This quote comes at the end of the novel, when Nick recalls being in college and taking the train home to the Midwest with his fellow students. After the train leaves Chicago and begins heading west, Nick and his friends are aware of themselves as true Westerners, which to Nick is very different from being an Easterner. The novel, he says, is really a novel about the West, where he and the other primary characters came from, and goes so far as to blame their inability to adapt to the East for all that happened.

Why they came East I don’t know. . . . I had no sight into Daisy’s heart, but I felt that Tom would drift on forever seeking, a little wistfully, for the dramatic turbulence of some irrecoverable football game.

Nick’s early criticism of Tom expresses a fundamental attribute of Tom’s personality: his aimlessness. Tom had great success as a football player at Yale, but he now tends to focus on that accomplishment instead of moving forward in life. Thanks to Tom’s wealth, athleticism, and good looks, the “dramatic turbulence” of the old football game may be the only challenge that he ever really faced in life. Although Tom is the book’s antagonist, this quote reveals that, like the other characters, he is consumed by nostalgia and a desire to relive the past. This passage does have a critical tone, since Nick implies that Tom could remedy his nostalgia by ceasing to coast on his privilege and success.

But [Doctor Eckleburg’s] eyes, dimmed a little by many paintless days under the sun and rain, brood on over the solemn dumping ground.

This passage describes an old advertisement for Doctor T.J. Eckleburg’s optometry practice that is along the road through the “valley of ashes” between Long Island and New York City. Nick first sees this advertisement when he goes to the valley of ashes to meet Tom’s mistress, Myrtle. In this section, the eyes seem to represent the superficiality of wealth and fame, as the once-majestic advertisement suffers under the inevitable onslaught of weather.
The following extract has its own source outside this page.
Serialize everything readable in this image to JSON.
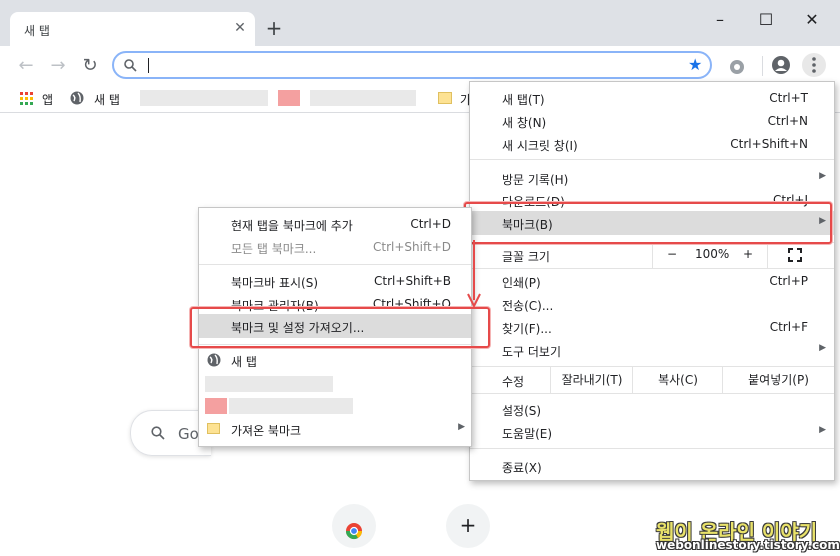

Later in the novel, Myrtle’s husband compares the giant eyes to the eyes of God, suggesting that the faded, weather-beaten eyes symbolize the breakdown of religious institutions such as the church, and a loss of faith following the end of the First World War. Another interpretation is that the eyes symbolize self-awareness and clarity of vision, as a major theme of the book is Gatsby’s blindness to reality.